We refuse to use our beautiful brains and abundant human resources, therefore, making the choice to live in abject poverty. When will we realize that our economy is really communicating something to us, the more reason it remains a silent scream? When will the youth choose to be elements of change rather than distraction? Instead of being reactive let’s choose to be proactive. When we change our attitudes and stop expecting to be spoon-fed, then we can use our energy and God-given talents to work towards becoming better versions of ourselves.
Instead of being selfish we can help one another because there is growth in communal effort. Then our nation will take its rightful place.
By Beulah Mensah firstname.lastname@example.org
I remember when I was a kid, my class teacher would ask us one after the other, “what do you want to be in the future?” Professions like doctor, nurse, banker, pilot would be mentioned.
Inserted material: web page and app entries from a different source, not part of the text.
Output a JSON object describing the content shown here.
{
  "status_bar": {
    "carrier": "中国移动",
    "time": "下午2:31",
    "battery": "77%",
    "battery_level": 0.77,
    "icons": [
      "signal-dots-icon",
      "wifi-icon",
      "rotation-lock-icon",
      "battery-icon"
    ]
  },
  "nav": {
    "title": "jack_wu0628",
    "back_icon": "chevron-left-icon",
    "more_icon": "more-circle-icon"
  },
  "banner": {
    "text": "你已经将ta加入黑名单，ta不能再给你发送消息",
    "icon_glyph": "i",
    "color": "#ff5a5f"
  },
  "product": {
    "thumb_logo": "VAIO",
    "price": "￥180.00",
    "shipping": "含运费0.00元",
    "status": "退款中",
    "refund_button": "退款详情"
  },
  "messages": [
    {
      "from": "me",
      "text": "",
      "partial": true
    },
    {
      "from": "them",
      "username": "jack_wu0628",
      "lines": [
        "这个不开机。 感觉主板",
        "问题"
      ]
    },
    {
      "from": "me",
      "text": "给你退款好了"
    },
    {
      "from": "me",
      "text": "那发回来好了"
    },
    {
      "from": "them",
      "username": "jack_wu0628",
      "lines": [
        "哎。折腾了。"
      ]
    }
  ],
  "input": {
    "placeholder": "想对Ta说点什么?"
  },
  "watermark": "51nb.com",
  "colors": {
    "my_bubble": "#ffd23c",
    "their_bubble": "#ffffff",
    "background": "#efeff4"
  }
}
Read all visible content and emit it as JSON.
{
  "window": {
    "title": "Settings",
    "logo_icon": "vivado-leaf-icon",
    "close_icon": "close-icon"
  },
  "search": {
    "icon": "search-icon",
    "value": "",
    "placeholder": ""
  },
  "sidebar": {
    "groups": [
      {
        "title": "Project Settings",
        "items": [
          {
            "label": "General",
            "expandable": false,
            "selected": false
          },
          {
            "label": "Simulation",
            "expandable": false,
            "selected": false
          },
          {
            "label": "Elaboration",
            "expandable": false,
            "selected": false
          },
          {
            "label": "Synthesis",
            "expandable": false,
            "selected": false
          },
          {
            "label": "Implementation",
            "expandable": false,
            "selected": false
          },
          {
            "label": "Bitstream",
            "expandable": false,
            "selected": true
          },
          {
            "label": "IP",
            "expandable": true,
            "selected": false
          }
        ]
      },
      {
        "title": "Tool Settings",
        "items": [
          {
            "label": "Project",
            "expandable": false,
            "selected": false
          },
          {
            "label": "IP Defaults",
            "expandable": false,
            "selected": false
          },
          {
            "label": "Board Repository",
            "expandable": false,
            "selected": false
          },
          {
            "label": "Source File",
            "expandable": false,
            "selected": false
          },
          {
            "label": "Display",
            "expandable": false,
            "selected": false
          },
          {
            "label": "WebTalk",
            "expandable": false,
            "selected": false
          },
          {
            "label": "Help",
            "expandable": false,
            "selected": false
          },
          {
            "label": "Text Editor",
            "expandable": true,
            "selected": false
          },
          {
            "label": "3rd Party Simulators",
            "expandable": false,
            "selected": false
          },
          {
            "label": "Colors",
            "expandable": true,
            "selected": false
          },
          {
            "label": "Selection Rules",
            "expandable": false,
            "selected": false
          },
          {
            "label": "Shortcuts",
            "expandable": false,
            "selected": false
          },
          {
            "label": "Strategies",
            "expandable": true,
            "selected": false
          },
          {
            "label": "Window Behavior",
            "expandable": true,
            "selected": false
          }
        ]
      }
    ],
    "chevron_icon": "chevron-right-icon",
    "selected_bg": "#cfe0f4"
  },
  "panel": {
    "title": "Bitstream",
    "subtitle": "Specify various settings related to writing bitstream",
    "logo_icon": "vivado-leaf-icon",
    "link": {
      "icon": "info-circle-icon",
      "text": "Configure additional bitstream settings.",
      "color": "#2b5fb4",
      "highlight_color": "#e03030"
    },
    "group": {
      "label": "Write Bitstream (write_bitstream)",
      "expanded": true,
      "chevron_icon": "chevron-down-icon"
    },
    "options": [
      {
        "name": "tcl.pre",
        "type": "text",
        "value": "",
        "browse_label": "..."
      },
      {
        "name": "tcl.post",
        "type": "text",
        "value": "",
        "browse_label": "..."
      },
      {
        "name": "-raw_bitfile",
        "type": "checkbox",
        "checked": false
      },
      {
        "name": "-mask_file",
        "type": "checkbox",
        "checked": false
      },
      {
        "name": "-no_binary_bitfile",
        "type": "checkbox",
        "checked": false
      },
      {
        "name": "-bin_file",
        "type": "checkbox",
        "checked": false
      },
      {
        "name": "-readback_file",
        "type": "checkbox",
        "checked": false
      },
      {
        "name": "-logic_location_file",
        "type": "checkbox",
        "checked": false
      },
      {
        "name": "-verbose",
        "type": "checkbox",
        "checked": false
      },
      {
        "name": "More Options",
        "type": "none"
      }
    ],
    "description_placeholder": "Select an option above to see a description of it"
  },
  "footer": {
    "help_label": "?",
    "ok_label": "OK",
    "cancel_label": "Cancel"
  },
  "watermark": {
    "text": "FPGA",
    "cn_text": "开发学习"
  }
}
In recent times, several schools organize something they call “career day” where kids wear costumes signifying their dream profession. Parents look on with pride but most importantly the kids feel a sense of purpose in life and they strive hard to achieve it.
But there comes the painful moment when we realize that insufficient educational funds can shift our dreams into something we never imagined. It has happened to many people around us to the point where siblings have to stay home and watch other siblings complete a certain level of schooling before they can continue with theirs.
Why do I say these things? The little you can give today can be used to invest in someone else’s future. I will urge everyone not to consider giving as a chore but as a means to secure the future of these young ones. They are the future generation, the pride of our old age.
Thank you very much for making time out of your busy schedule to read this message.
God Bless you.
By Josephine Nyantakyi Economics Senior (Level 400) University of Ghana